This weekend I attended my third Confluence convention in Pittsburgh, Pennsylvania, as a participant on programming. This is one of my favorite conventions, and I was delighted to be asked back for another year. I’m already looking forward to doing it all over again next July!
Since I’m low on vacation days at my new job, I wasn’t able to leave Baltimore until after work on Friday. I usually take the scenic mountain route to Western Pennsylvania, but in the interest of time, I gritted my teeth and drove the Pennsylvania Turnpike. I find this to be one of the most soul-sucking roads in existence. I arrived safe, just in time to grab my convention badge and schedule, and met up with some friends for a late dinner (the inevitable SHU Writing Popular Fiction contingent that is at every con).
I was up bright and early (by con standards) for my first event: the writer’s workshop. I and three other writing and editing professionals had the honor of critiquing seven submissions of fiction (either short stories or excerpts from longer pieces) last week, and that morning we presented our notes to the group. No one cried and no one looked like they wanted to kill me with their brains, so I hope everyone was able to take something away from our notes that will help them improve those particular pieces or their craft in general.
After time for a short snack, I was off to my next event, which was a panel on “How (Not) to Sabotage Your Writing.” I had a great conversation with the other panelists, who all brought different perspectives to the table, and we all shared some stories of what and what not to do as a writer. The audience asked great and critical questions, as well. Major takeaway point: Being a writer is a mixture of both actually writing and being able to sell yourself and your craft.
Then it was time to set up shop and try to convince people to buy books so I could sign them!

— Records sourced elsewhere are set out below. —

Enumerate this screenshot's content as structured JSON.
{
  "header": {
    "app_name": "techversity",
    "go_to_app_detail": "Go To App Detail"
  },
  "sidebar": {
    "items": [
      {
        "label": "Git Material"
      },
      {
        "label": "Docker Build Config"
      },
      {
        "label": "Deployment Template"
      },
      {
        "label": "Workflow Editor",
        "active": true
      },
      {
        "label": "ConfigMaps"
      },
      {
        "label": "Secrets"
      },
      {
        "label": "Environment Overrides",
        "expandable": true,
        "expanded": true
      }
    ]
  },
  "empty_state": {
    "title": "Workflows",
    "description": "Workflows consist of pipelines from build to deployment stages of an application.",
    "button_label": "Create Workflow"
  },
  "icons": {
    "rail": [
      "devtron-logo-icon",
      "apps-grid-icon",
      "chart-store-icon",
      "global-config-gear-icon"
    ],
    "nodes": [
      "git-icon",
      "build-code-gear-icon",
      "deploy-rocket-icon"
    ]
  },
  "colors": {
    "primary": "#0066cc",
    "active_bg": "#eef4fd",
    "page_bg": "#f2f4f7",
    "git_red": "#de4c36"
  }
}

Though this wasn’t my best-selling weekend ever, I was pleased with the number of books that I did
badger convince people to buy. The best part was sharing a table with author and poet Timons Esaias, who was one of my mentors in graduate school! (Without him, Steel Victory would not exist.)
After a late lunch in which I got my pirogi fix (a must when I am in the area), it was time for my second panel on “Older Characters and Disability in Fiction” (recording to be posted when available). Despite some weird dissent from one audience member, everyone else was really interested in discussing both how to increase representation of these things in fiction and the best ways to represent them realistically.
The rest of the evening was spent enjoying time with friends that I see too infrequently. We stayed up much too late, but the gin and tonic was worth it.
My first event was doing a reading with fellow Dog Star Books author Albert Wendland. I was incredibly excited to hear the first scene of the current project he’s working on, the long-awaited prequel to The Man Who Loved Alien Landscapes (one of my favorite books ever). Afterward, I read a fun except from Steel Magic that showcases Toria being a sassy badass.
Finally, I participated in the writer’s workshop follow-up, where I had an informal discussion about writing and publishing with my fellow critiquers and a few of our
After a final swing through the dealer’s room and a quick lunch with my friends, it was time to hit the road again. With a sunny afternoon and no time constraints ahead of me, I was able to take the scenic route home. Obviously, it poured twice along the way.
Thankfully, my house and cats are as I left them. I live a few miles away from the devastating flooding that hit Historic Ellicott City last night. I really appreciate everyone who reached out to me last night and today to check that I was safe.
And finally, the book haul:
- Charmed City by Michelle Sonnier
- Into the Darkness (Special Edition) by A.M. Rycroft
- Population of Loss: Four Tales of the Martian War by Michael A. DiBaggio & Shell “Presto” DiBaggio
- The Evil Gazebo by Bernie Mojzes
- Why Elephants No Longer Communicate in Greek by Timons Esaias
- Hidden Design: The Prophecy by Tia Tormen & C.K. Stone (ebook not shown)